### Work item
Each entry that follows is to be copied exactly, minus any pictures.

Website and app data records:
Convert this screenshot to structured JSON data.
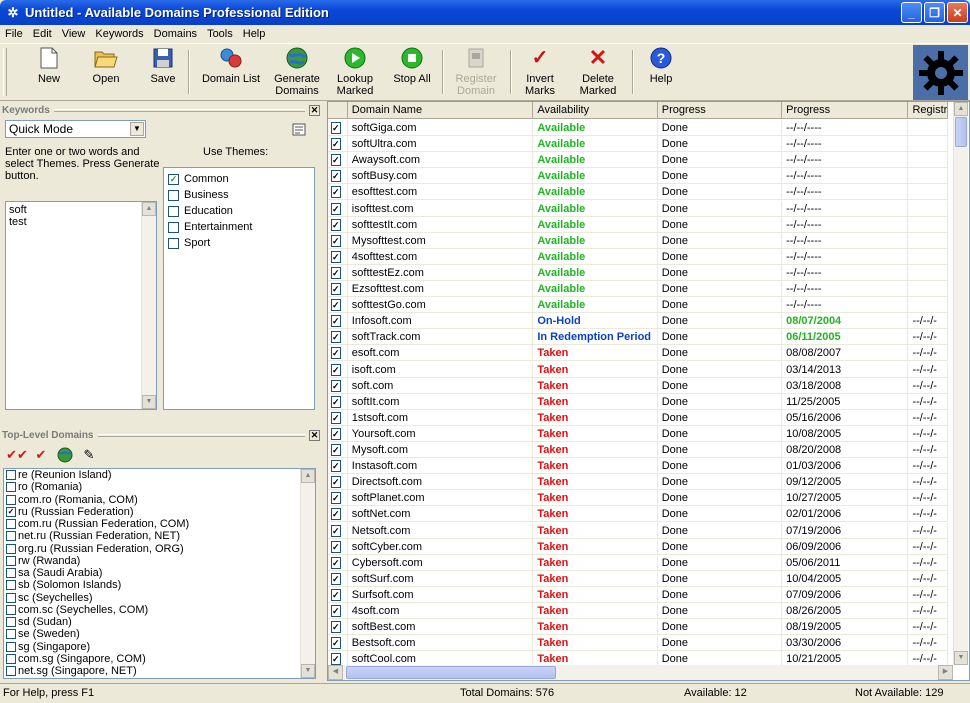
{
  "window": {
    "title": "Untitled - Available Domains Professional Edition"
  },
  "menu": [
    "File",
    "Edit",
    "View",
    "Keywords",
    "Domains",
    "Tools",
    "Help"
  ],
  "toolbar": {
    "new": "New",
    "open": "Open",
    "save": "Save",
    "domain_list": "Domain List",
    "generate_l1": "Generate",
    "generate_l2": "Domains",
    "lookup_l1": "Lookup",
    "lookup_l2": "Marked",
    "stop_all": "Stop All",
    "register_l1": "Register",
    "register_l2": "Domain",
    "invert_l1": "Invert",
    "invert_l2": "Marks",
    "delete_l1": "Delete",
    "delete_l2": "Marked",
    "help": "Help"
  },
  "keywords": {
    "title": "Keywords",
    "mode": "Quick Mode",
    "description": "Enter one or two words and select Themes. Press Generate button.",
    "use_themes": "Use Themes:",
    "words": [
      "soft",
      "test"
    ]
  },
  "themes": [
    {
      "label": "Common",
      "checked": true
    },
    {
      "label": "Business",
      "checked": false
    },
    {
      "label": "Education",
      "checked": false
    },
    {
      "label": "Entertainment",
      "checked": false
    },
    {
      "label": "Sport",
      "checked": false
    }
  ],
  "tld": {
    "title": "Top-Level Domains",
    "items": [
      {
        "label": "re (Reunion Island)",
        "checked": false
      },
      {
        "label": "ro (Romania)",
        "checked": false
      },
      {
        "label": "com.ro (Romania, COM)",
        "checked": false
      },
      {
        "label": "ru (Russian Federation)",
        "checked": true
      },
      {
        "label": "com.ru (Russian Federation, COM)",
        "checked": false
      },
      {
        "label": "net.ru (Russian Federation, NET)",
        "checked": false
      },
      {
        "label": "org.ru (Russian Federation, ORG)",
        "checked": false
      },
      {
        "label": "rw (Rwanda)",
        "checked": false
      },
      {
        "label": "sa (Saudi Arabia)",
        "checked": false
      },
      {
        "label": "sb (Solomon Islands)",
        "checked": false
      },
      {
        "label": "sc (Seychelles)",
        "checked": false
      },
      {
        "label": "com.sc (Seychelles, COM)",
        "checked": false
      },
      {
        "label": "sd (Sudan)",
        "checked": false
      },
      {
        "label": "se (Sweden)",
        "checked": false
      },
      {
        "label": "sg (Singapore)",
        "checked": false
      },
      {
        "label": "com.sg (Singapore, COM)",
        "checked": false
      },
      {
        "label": "net.sg (Singapore, NET)",
        "checked": false
      }
    ]
  },
  "grid": {
    "headers": [
      "Domain Name",
      "Availability",
      "Progress",
      "Progress",
      "Registr"
    ],
    "rows": [
      [
        "softGiga.com",
        "Available",
        "Done",
        "--/--/----",
        ""
      ],
      [
        "softUltra.com",
        "Available",
        "Done",
        "--/--/----",
        ""
      ],
      [
        "Awaysoft.com",
        "Available",
        "Done",
        "--/--/----",
        ""
      ],
      [
        "softBusy.com",
        "Available",
        "Done",
        "--/--/----",
        ""
      ],
      [
        "esofttest.com",
        "Available",
        "Done",
        "--/--/----",
        ""
      ],
      [
        "isofttest.com",
        "Available",
        "Done",
        "--/--/----",
        ""
      ],
      [
        "softtestIt.com",
        "Available",
        "Done",
        "--/--/----",
        ""
      ],
      [
        "Mysofttest.com",
        "Available",
        "Done",
        "--/--/----",
        ""
      ],
      [
        "4softtest.com",
        "Available",
        "Done",
        "--/--/----",
        ""
      ],
      [
        "softtestEz.com",
        "Available",
        "Done",
        "--/--/----",
        ""
      ],
      [
        "Ezsofttest.com",
        "Available",
        "Done",
        "--/--/----",
        ""
      ],
      [
        "softtestGo.com",
        "Available",
        "Done",
        "--/--/----",
        ""
      ],
      [
        "Infosoft.com",
        "On-Hold",
        "Done",
        "08/07/2004",
        "--/--/-"
      ],
      [
        "softTrack.com",
        "In Redemption Period",
        "Done",
        "06/11/2005",
        "--/--/-"
      ],
      [
        "esoft.com",
        "Taken",
        "Done",
        "08/08/2007",
        "--/--/-"
      ],
      [
        "isoft.com",
        "Taken",
        "Done",
        "03/14/2013",
        "--/--/-"
      ],
      [
        "soft.com",
        "Taken",
        "Done",
        "03/18/2008",
        "--/--/-"
      ],
      [
        "softIt.com",
        "Taken",
        "Done",
        "11/25/2005",
        "--/--/-"
      ],
      [
        "1stsoft.com",
        "Taken",
        "Done",
        "05/16/2006",
        "--/--/-"
      ],
      [
        "Yoursoft.com",
        "Taken",
        "Done",
        "10/08/2005",
        "--/--/-"
      ],
      [
        "Mysoft.com",
        "Taken",
        "Done",
        "08/20/2008",
        "--/--/-"
      ],
      [
        "Instasoft.com",
        "Taken",
        "Done",
        "01/03/2006",
        "--/--/-"
      ],
      [
        "Directsoft.com",
        "Taken",
        "Done",
        "09/12/2005",
        "--/--/-"
      ],
      [
        "softPlanet.com",
        "Taken",
        "Done",
        "10/27/2005",
        "--/--/-"
      ],
      [
        "softNet.com",
        "Taken",
        "Done",
        "02/01/2006",
        "--/--/-"
      ],
      [
        "Netsoft.com",
        "Taken",
        "Done",
        "07/19/2006",
        "--/--/-"
      ],
      [
        "softCyber.com",
        "Taken",
        "Done",
        "06/09/2006",
        "--/--/-"
      ],
      [
        "Cybersoft.com",
        "Taken",
        "Done",
        "05/06/2011",
        "--/--/-"
      ],
      [
        "softSurf.com",
        "Taken",
        "Done",
        "10/04/2005",
        "--/--/-"
      ],
      [
        "Surfsoft.com",
        "Taken",
        "Done",
        "07/09/2006",
        "--/--/-"
      ],
      [
        "4soft.com",
        "Taken",
        "Done",
        "08/26/2005",
        "--/--/-"
      ],
      [
        "softBest.com",
        "Taken",
        "Done",
        "08/19/2005",
        "--/--/-"
      ],
      [
        "Bestsoft.com",
        "Taken",
        "Done",
        "03/30/2006",
        "--/--/-"
      ],
      [
        "softCool.com",
        "Taken",
        "Done",
        "10/21/2005",
        "--/--/-"
      ]
    ]
  },
  "status": {
    "help": "For Help, press F1",
    "total": "Total Domains: 576",
    "available": "Available: 12",
    "not_available": "Not Available: 129"
  },
  "colors": {
    "available": "#21b521",
    "onhold": "#0a3fc8",
    "taken": "#e01010"
  }
}
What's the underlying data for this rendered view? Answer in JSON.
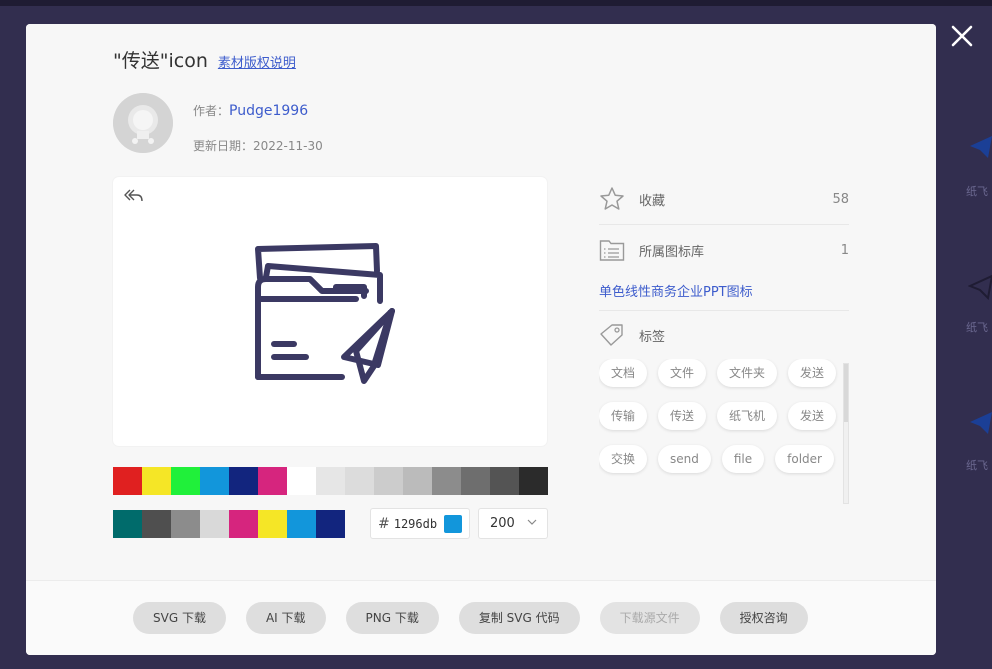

### Answer to this problem
Convert this screenshot to structured JSON data.
{
  "window": {
    "title": "Untitled - Available Domains Professional Edition"
  },
  "menu": [
    "File",
    "Edit",
    "View",
    "Keywords",
    "Domains",
    "Tools",
    "Help"
  ],
  "toolbar": {
    "new": "New",
    "open": "Open",
    "save": "Save",
    "domain_list": "Domain List",
    "generate_l1": "Generate",
    "generate_l2": "Domains",
    "lookup_l1": "Lookup",
    "lookup_l2": "Marked",
    "stop_all": "Stop All",
    "register_l1": "Register",
    "register_l2": "Domain",
    "invert_l1": "Invert",
    "invert_l2": "Marks",
    "delete_l1": "Delete",
    "delete_l2": "Marked",
    "help": "Help"
  },
  "keywords": {
    "title": "Keywords",
    "mode": "Quick Mode",
    "description": "Enter one or two words and select Themes. Press Generate button.",
    "use_themes": "Use Themes:",
    "words": [
      "soft",
      "test"
    ]
  },
  "themes": [
    {
      "label": "Common",
      "checked": true
    },
    {
      "label": "Business",
      "checked": false
    },
    {
      "label": "Education",
      "checked": false
    },
    {
      "label": "Entertainment",
      "checked": false
    },
    {
      "label": "Sport",
      "checked": false
    }
  ],
  "tld": {
    "title": "Top-Level Domains",
    "items": [
      {
        "label": "re (Reunion Island)",
        "checked": false
      },
      {
        "label": "ro (Romania)",
        "checked": false
      },
      {
        "label": "com.ro (Romania, COM)",
        "checked": false
      },
      {
        "label": "ru (Russian Federation)",
        "checked": true
      },
      {
        "label": "com.ru (Russian Federation, COM)",
        "checked": false
      },
      {
        "label": "net.ru (Russian Federation, NET)",
        "checked": false
      },
      {
        "label": "org.ru (Russian Federation, ORG)",
        "checked": false
      },
      {
        "label": "rw (Rwanda)",
        "checked": false
      },
      {
        "label": "sa (Saudi Arabia)",
        "checked": false
      },
      {
        "label": "sb (Solomon Islands)",
        "checked": false
      },
      {
        "label": "sc (Seychelles)",
        "checked": false
      },
      {
        "label": "com.sc (Seychelles, COM)",
        "checked": false
      },
      {
        "label": "sd (Sudan)",
        "checked": false
      },
      {
        "label": "se (Sweden)",
        "checked": false
      },
      {
        "label": "sg (Singapore)",
        "checked": false
      },
      {
        "label": "com.sg (Singapore, COM)",
        "checked": false
      },
      {
        "label": "net.sg (Singapore, NET)",
        "checked": false
      }
    ]
  },
  "grid": {
    "headers": [
      "Domain Name",
      "Availability",
      "Progress",
      "Progress",
      "Registr"
    ],
    "rows": [
      [
        "softGiga.com",
        "Available",
        "Done",
        "--/--/----",
        ""
      ],
      [
        "softUltra.com",
        "Available",
        "Done",
        "--/--/----",
        ""
      ],
      [
        "Awaysoft.com",
        "Available",
        "Done",
        "--/--/----",
        ""
      ],
      [
        "softBusy.com",
        "Available",
        "Done",
        "--/--/----",
        ""
      ],
      [
        "esofttest.com",
        "Available",
        "Done",
        "--/--/----",
        ""
      ],
      [
        "isofttest.com",
        "Available",
        "Done",
        "--/--/----",
        ""
      ],
      [
        "softtestIt.com",
        "Available",
        "Done",
        "--/--/----",
        ""
      ],
      [
        "Mysofttest.com",
        "Available",
        "Done",
        "--/--/----",
        ""
      ],
      [
        "4softtest.com",
        "Available",
        "Done",
        "--/--/----",
        ""
      ],
      [
        "softtestEz.com",
        "Available",
        "Done",
        "--/--/----",
        ""
      ],
      [
        "Ezsofttest.com",
        "Available",
        "Done",
        "--/--/----",
        ""
      ],
      [
        "softtestGo.com",
        "Available",
        "Done",
        "--/--/----",
        ""
      ],
      [
        "Infosoft.com",
        "On-Hold",
        "Done",
        "08/07/2004",
        "--/--/-"
      ],
      [
        "softTrack.com",
        "In Redemption Period",
        "Done",
        "06/11/2005",
        "--/--/-"
      ],
      [
        "esoft.com",
        "Taken",
        "Done",
        "08/08/2007",
        "--/--/-"
      ],
      [
        "isoft.com",
        "Taken",
        "Done",
        "03/14/2013",
        "--/--/-"
      ],
      [
        "soft.com",
        "Taken",
        "Done",
        "03/18/2008",
        "--/--/-"
      ],
      [
        "softIt.com",
        "Taken",
        "Done",
        "11/25/2005",
        "--/--/-"
      ],
      [
        "1stsoft.com",
        "Taken",
        "Done",
        "05/16/2006",
        "--/--/-"
      ],
      [
        "Yoursoft.com",
        "Taken",
        "Done",
        "10/08/2005",
        "--/--/-"
      ],
      [
        "Mysoft.com",
        "Taken",
        "Done",
        "08/20/2008",
        "--/--/-"
      ],
      [
        "Instasoft.com",
        "Taken",
        "Done",
        "01/03/2006",
        "--/--/-"
      ],
      [
        "Directsoft.com",
        "Taken",
        "Done",
        "09/12/2005",
        "--/--/-"
      ],
      [
        "softPlanet.com",
        "Taken",
        "Done",
        "10/27/2005",
        "--/--/-"
      ],
      [
        "softNet.com",
        "Taken",
        "Done",
        "02/01/2006",
        "--/--/-"
      ],
      [
        "Netsoft.com",
        "Taken",
        "Done",
        "07/19/2006",
        "--/--/-"
      ],
      [
        "softCyber.com",
        "Taken",
        "Done",
        "06/09/2006",
        "--/--/-"
      ],
      [
        "Cybersoft.com",
        "Taken",
        "Done",
        "05/06/2011",
        "--/--/-"
      ],
      [
        "softSurf.com",
        "Taken",
        "Done",
        "10/04/2005",
        "--/--/-"
      ],
      [
        "Surfsoft.com",
        "Taken",
        "Done",
        "07/09/2006",
        "--/--/-"
      ],
      [
        "4soft.com",
        "Taken",
        "Done",
        "08/26/2005",
        "--/--/-"
      ],
      [
        "softBest.com",
        "Taken",
        "Done",
        "08/19/2005",
        "--/--/-"
      ],
      [
        "Bestsoft.com",
        "Taken",
        "Done",
        "03/30/2006",
        "--/--/-"
      ],
      [
        "softCool.com",
        "Taken",
        "Done",
        "10/21/2005",
        "--/--/-"
      ]
    ]
  },
  "status": {
    "help": "For Help, press F1",
    "total": "Total Domains: 576",
    "available": "Available: 12",
    "not_available": "Not Available: 129"
  },
  "colors": {
    "available": "#21b521",
    "onhold": "#0a3fc8",
    "taken": "#e01010"
  }
}
What's the underlying data for this rendered view? Answer in JSON.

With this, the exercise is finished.